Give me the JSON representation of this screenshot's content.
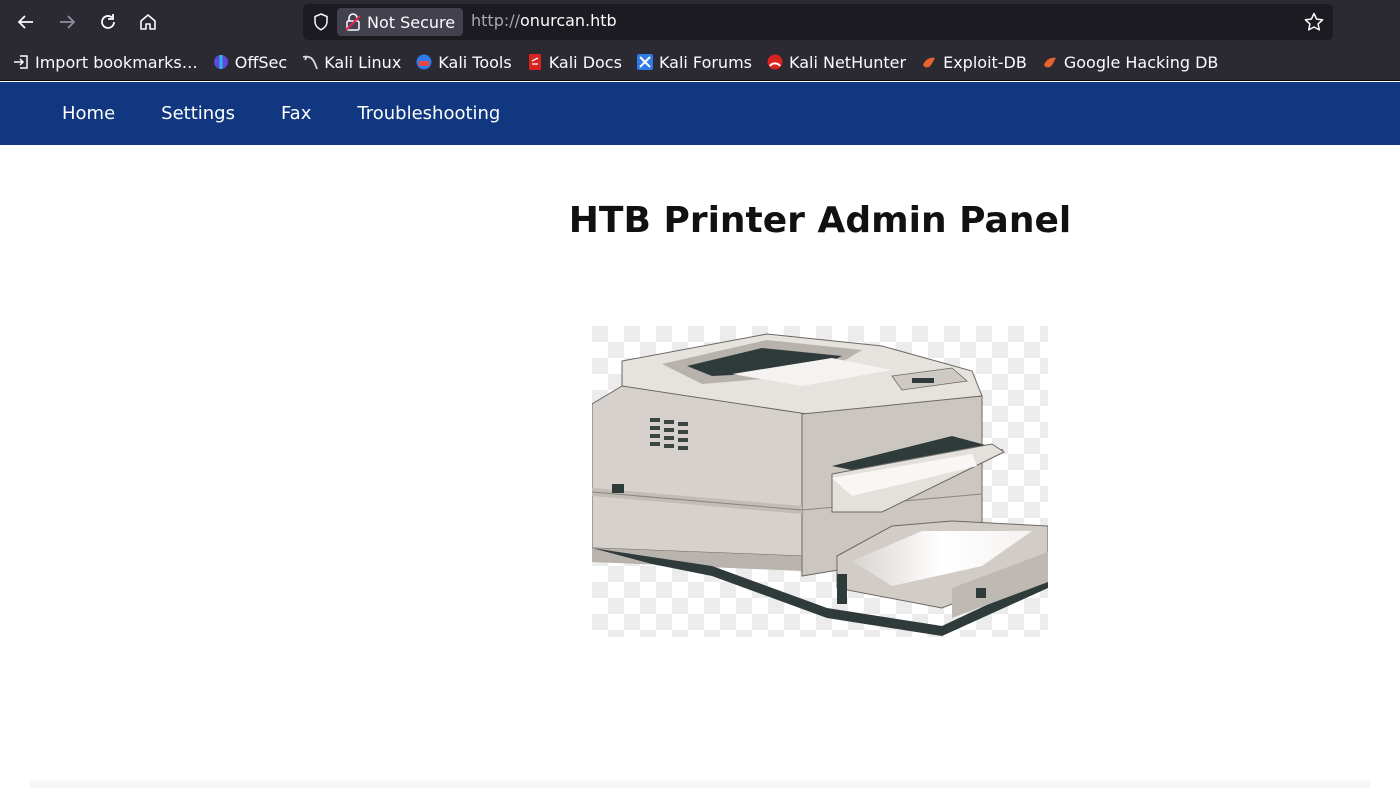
{
  "browser": {
    "security_label": "Not Secure",
    "url_protocol": "http://",
    "url_host": "onurcan.htb",
    "bookmarks": [
      {
        "label": "Import bookmarks…",
        "icon": "import-icon"
      },
      {
        "label": "OffSec",
        "icon": "offsec-icon"
      },
      {
        "label": "Kali Linux",
        "icon": "kali-dragon-icon"
      },
      {
        "label": "Kali Tools",
        "icon": "kali-tools-icon"
      },
      {
        "label": "Kali Docs",
        "icon": "kali-docs-icon"
      },
      {
        "label": "Kali Forums",
        "icon": "kali-forums-icon"
      },
      {
        "label": "Kali NetHunter",
        "icon": "nethunter-icon"
      },
      {
        "label": "Exploit-DB",
        "icon": "exploit-db-icon"
      },
      {
        "label": "Google Hacking DB",
        "icon": "ghdb-icon"
      }
    ]
  },
  "site": {
    "nav": [
      "Home",
      "Settings",
      "Fax",
      "Troubleshooting"
    ],
    "title": "HTB Printer Admin Panel",
    "image_icon": "laser-printer-image"
  },
  "colors": {
    "chrome": "#2b2a33",
    "nav_bar": "#10377f",
    "page_bg": "#ffffff"
  }
}
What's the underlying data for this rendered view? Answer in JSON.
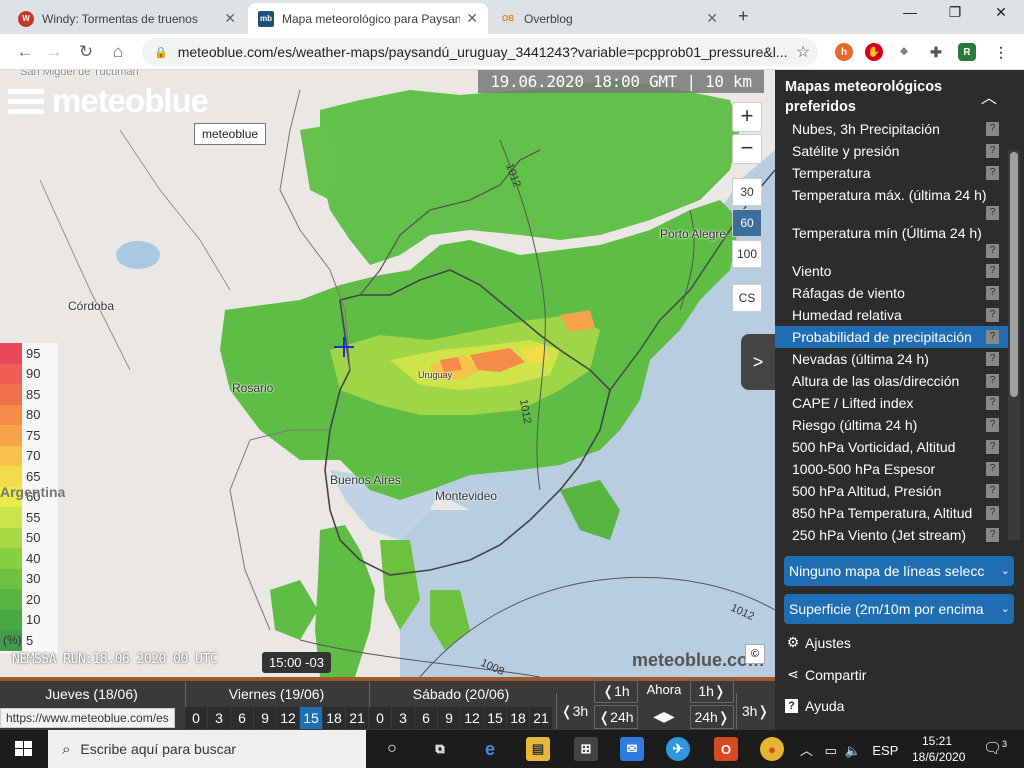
{
  "browser": {
    "tabs": [
      {
        "title": "Windy: Tormentas de truenos",
        "favicon": "windy-icon",
        "color": "#c0392b",
        "fav_text": "W"
      },
      {
        "title": "Mapa meteorológico para Paysan",
        "favicon": "meteoblue-icon",
        "color": "#1f4e79",
        "fav_text": "mb"
      },
      {
        "title": "Overblog",
        "favicon": "overblog-icon",
        "color": "#f0f0f0",
        "fav_text": "OB"
      }
    ],
    "address_url": "meteoblue.com/es/weather-maps/paysandú_uruguay_3441243?variable=pcpprob01_pressure&l...",
    "window_controls": [
      "minimize-icon",
      "maximize-icon",
      "close-icon"
    ]
  },
  "map": {
    "logo_text": "meteoblue",
    "tooltip": "meteoblue",
    "datetime": "19.06.2020 18:00 GMT | 10 km",
    "zoom_in": "+",
    "zoom_out": "−",
    "scales": [
      "30",
      "60",
      "100"
    ],
    "scale_selected": "60",
    "cs_label": "CS",
    "legend": {
      "levels": [
        "95",
        "90",
        "85",
        "80",
        "75",
        "70",
        "65",
        "60",
        "55",
        "50",
        "40",
        "30",
        "20",
        "10",
        "5"
      ],
      "colors": [
        "#e8485a",
        "#ef5d55",
        "#f1704c",
        "#f58a4b",
        "#f7a34a",
        "#f6c24a",
        "#f3dc49",
        "#e6ec4a",
        "#cae548",
        "#a8da44",
        "#86cf40",
        "#6cc140",
        "#58b441",
        "#48a845",
        "#3f9d4b"
      ],
      "unit": "(%)"
    },
    "cities": {
      "cordoba": "Córdoba",
      "rosario": "Rosario",
      "buenos_aires": "Buenos Aires",
      "montevideo": "Montevideo",
      "uruguay": "Uruguay",
      "porto_alegre": "Porto Alegre",
      "argentina": "Argentina",
      "top_town": "San Miguel de Tucumán"
    },
    "isobars": [
      "1012",
      "1012",
      "1012",
      "1008"
    ],
    "run_info": "NEMSSA RUN:18.06 2020 00 UTC",
    "local_time": "15:00 -03",
    "watermark": "meteoblue.com",
    "copyright": "©",
    "nav_arrow": ">"
  },
  "panel": {
    "title": "Mapas meteorológicos preferidos",
    "items": [
      "Nubes, 3h Precipitación",
      "Satélite y presión",
      "Temperatura",
      "Temperatura máx. (última 24 h)",
      "Temperatura mín (Última 24 h)",
      "Viento",
      "Ráfagas de viento",
      "Humedad relativa",
      "Probabilidad de precipitación",
      "Nevadas (última 24 h)",
      "Altura de las olas/dirección",
      "CAPE / Lifted index",
      "Riesgo (última 24 h)",
      "500 hPa Vorticidad, Altitud",
      "1000-500 hPa Espesor",
      "500 hPa Altitud, Presión",
      "850 hPa Temperatura, Altitud",
      "250 hPa Viento (Jet stream)"
    ],
    "selected_item": "Probabilidad de precipitación",
    "help_glyph": "?",
    "lines_select": "Ninguno mapa de líneas selecc",
    "level_select": "Superficie (2m/10m por encima",
    "settings": "Ajustes",
    "share": "Compartir",
    "help": "Ayuda"
  },
  "timeline": {
    "days": [
      "Jueves (18/06)",
      "Viernes (19/06)",
      "Sábado (20/06)"
    ],
    "hours_fri": [
      "0",
      "3",
      "6",
      "9",
      "12",
      "15",
      "18",
      "21"
    ],
    "hours_sat": [
      "0",
      "3",
      "6",
      "9",
      "12",
      "15",
      "18",
      "21"
    ],
    "selected_hour": "15",
    "back_3h": "❬3h",
    "back_1h": "❬1h",
    "back_24h": "❬24h",
    "now": "Ahora",
    "fwd_1h": "1h❭",
    "fwd_24h": "24h❭",
    "fwd_3h": "3h❭",
    "arrows": "◀▶"
  },
  "status_url": "https://www.meteoblue.com/es",
  "taskbar": {
    "search_placeholder": "Escribe aquí para buscar",
    "language": "ESP",
    "time": "15:21",
    "date": "18/6/2020",
    "notifications": "3"
  }
}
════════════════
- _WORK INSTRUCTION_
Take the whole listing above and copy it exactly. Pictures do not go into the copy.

- _RESPONSE AREA_
Give me the JSON representation of this screenshot's content.
{
  "browser": {
    "security_label": "Not Secure",
    "url_protocol": "http://",
    "url_host": "onurcan.htb",
    "bookmarks": [
      {
        "label": "Import bookmarks…",
        "icon": "import-icon"
      },
      {
        "label": "OffSec",
        "icon": "offsec-icon"
      },
      {
        "label": "Kali Linux",
        "icon": "kali-dragon-icon"
      },
      {
        "label": "Kali Tools",
        "icon": "kali-tools-icon"
      },
      {
        "label": "Kali Docs",
        "icon": "kali-docs-icon"
      },
      {
        "label": "Kali Forums",
        "icon": "kali-forums-icon"
      },
      {
        "label": "Kali NetHunter",
        "icon": "nethunter-icon"
      },
      {
        "label": "Exploit-DB",
        "icon": "exploit-db-icon"
      },
      {
        "label": "Google Hacking DB",
        "icon": "ghdb-icon"
      }
    ]
  },
  "site": {
    "nav": [
      "Home",
      "Settings",
      "Fax",
      "Troubleshooting"
    ],
    "title": "HTB Printer Admin Panel",
    "image_icon": "laser-printer-image"
  },
  "colors": {
    "chrome": "#2b2a33",
    "nav_bar": "#10377f",
    "page_bg": "#ffffff"
  }
}
What's the underlying data for this rendered view? Answer in JSON.
{
  "browser": {
    "tabs": [
      {
        "title": "Windy: Tormentas de truenos",
        "favicon": "windy-icon",
        "color": "#c0392b",
        "fav_text": "W"
      },
      {
        "title": "Mapa meteorológico para Paysan",
        "favicon": "meteoblue-icon",
        "color": "#1f4e79",
        "fav_text": "mb"
      },
      {
        "title": "Overblog",
        "favicon": "overblog-icon",
        "color": "#f0f0f0",
        "fav_text": "OB"
      }
    ],
    "address_url": "meteoblue.com/es/weather-maps/paysandú_uruguay_3441243?variable=pcpprob01_pressure&l...",
    "window_controls": [
      "minimize-icon",
      "maximize-icon",
      "close-icon"
    ]
  },
  "map": {
    "logo_text": "meteoblue",
    "tooltip": "meteoblue",
    "datetime": "19.06.2020 18:00 GMT | 10 km",
    "zoom_in": "+",
    "zoom_out": "−",
    "scales": [
      "30",
      "60",
      "100"
    ],
    "scale_selected": "60",
    "cs_label": "CS",
    "legend": {
      "levels": [
        "95",
        "90",
        "85",
        "80",
        "75",
        "70",
        "65",
        "60",
        "55",
        "50",
        "40",
        "30",
        "20",
        "10",
        "5"
      ],
      "colors": [
        "#e8485a",
        "#ef5d55",
        "#f1704c",
        "#f58a4b",
        "#f7a34a",
        "#f6c24a",
        "#f3dc49",
        "#e6ec4a",
        "#cae548",
        "#a8da44",
        "#86cf40",
        "#6cc140",
        "#58b441",
        "#48a845",
        "#3f9d4b"
      ],
      "unit": "(%)"
    },
    "cities": {
      "cordoba": "Córdoba",
      "rosario": "Rosario",
      "buenos_aires": "Buenos Aires",
      "montevideo": "Montevideo",
      "uruguay": "Uruguay",
      "porto_alegre": "Porto Alegre",
      "argentina": "Argentina",
      "top_town": "San Miguel de Tucumán"
    },
    "isobars": [
      "1012",
      "1012",
      "1012",
      "1008"
    ],
    "run_info": "NEMSSA RUN:18.06 2020 00 UTC",
    "local_time": "15:00 -03",
    "watermark": "meteoblue.com",
    "copyright": "©",
    "nav_arrow": ">"
  },
  "panel": {
    "title": "Mapas meteorológicos preferidos",
    "items": [
      "Nubes, 3h Precipitación",
      "Satélite y presión",
      "Temperatura",
      "Temperatura máx. (última 24 h)",
      "Temperatura mín (Última 24 h)",
      "Viento",
      "Ráfagas de viento",
      "Humedad relativa",
      "Probabilidad de precipitación",
      "Nevadas (última 24 h)",
      "Altura de las olas/dirección",
      "CAPE / Lifted index",
      "Riesgo (última 24 h)",
      "500 hPa Vorticidad, Altitud",
      "1000-500 hPa Espesor",
      "500 hPa Altitud, Presión",
      "850 hPa Temperatura, Altitud",
      "250 hPa Viento (Jet stream)"
    ],
    "selected_item": "Probabilidad de precipitación",
    "help_glyph": "?",
    "lines_select": "Ninguno mapa de líneas selecc",
    "level_select": "Superficie (2m/10m por encima",
    "settings": "Ajustes",
    "share": "Compartir",
    "help": "Ayuda"
  },
  "timeline": {
    "days": [
      "Jueves (18/06)",
      "Viernes (19/06)",
      "Sábado (20/06)"
    ],
    "hours_fri": [
      "0",
      "3",
      "6",
      "9",
      "12",
      "15",
      "18",
      "21"
    ],
    "hours_sat": [
      "0",
      "3",
      "6",
      "9",
      "12",
      "15",
      "18",
      "21"
    ],
    "selected_hour": "15",
    "back_3h": "❬3h",
    "back_1h": "❬1h",
    "back_24h": "❬24h",
    "now": "Ahora",
    "fwd_1h": "1h❭",
    "fwd_24h": "24h❭",
    "fwd_3h": "3h❭",
    "arrows": "◀▶"
  },
  "status_url": "https://www.meteoblue.com/es",
  "taskbar": {
    "search_placeholder": "Escribe aquí para buscar",
    "language": "ESP",
    "time": "15:21",
    "date": "18/6/2020",
    "notifications": "3"
  }
}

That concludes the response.